(Component data from apps and pages)
+ + + +
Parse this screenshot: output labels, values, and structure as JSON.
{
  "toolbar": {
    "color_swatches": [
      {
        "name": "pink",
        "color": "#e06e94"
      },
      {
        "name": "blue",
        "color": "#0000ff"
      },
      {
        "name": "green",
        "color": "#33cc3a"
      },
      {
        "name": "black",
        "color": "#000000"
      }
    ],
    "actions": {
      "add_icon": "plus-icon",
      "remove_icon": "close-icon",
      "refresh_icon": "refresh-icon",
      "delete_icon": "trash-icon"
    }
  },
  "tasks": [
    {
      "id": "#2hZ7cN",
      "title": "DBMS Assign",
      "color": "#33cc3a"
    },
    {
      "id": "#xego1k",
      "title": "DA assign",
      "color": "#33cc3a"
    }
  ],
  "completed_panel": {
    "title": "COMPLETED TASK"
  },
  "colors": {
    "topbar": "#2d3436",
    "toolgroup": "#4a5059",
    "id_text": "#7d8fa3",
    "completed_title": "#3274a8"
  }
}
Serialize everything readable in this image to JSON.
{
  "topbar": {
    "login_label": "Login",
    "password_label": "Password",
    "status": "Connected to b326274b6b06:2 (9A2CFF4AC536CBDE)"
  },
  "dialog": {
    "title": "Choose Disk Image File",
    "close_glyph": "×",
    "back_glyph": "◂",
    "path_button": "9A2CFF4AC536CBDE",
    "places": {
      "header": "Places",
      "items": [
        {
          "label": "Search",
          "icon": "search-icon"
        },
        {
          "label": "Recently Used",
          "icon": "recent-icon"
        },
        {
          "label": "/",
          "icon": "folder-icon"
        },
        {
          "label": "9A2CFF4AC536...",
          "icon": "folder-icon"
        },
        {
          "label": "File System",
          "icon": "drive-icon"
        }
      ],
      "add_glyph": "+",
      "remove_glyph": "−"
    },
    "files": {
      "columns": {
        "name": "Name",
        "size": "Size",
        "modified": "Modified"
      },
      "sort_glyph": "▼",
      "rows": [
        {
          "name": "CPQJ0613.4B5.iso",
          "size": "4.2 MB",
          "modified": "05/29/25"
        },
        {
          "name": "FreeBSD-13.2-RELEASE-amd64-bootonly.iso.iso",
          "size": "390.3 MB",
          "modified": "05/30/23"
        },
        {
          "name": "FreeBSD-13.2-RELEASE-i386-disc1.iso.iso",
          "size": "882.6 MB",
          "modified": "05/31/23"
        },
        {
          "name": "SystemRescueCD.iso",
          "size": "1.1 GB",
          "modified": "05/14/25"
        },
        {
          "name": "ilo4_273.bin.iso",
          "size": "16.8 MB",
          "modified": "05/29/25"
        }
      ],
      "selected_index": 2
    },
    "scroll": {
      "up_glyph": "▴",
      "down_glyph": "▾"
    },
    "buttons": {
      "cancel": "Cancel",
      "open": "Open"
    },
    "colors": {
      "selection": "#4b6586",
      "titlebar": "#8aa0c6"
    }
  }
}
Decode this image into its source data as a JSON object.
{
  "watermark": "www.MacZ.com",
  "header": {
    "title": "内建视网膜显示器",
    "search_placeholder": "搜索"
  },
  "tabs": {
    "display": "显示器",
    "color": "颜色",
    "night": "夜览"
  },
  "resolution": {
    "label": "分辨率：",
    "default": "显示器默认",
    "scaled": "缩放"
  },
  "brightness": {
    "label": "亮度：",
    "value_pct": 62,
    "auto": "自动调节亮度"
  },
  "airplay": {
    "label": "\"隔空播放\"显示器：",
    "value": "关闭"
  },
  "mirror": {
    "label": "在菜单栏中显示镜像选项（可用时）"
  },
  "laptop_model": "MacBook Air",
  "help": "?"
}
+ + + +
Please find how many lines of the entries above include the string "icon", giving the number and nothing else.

9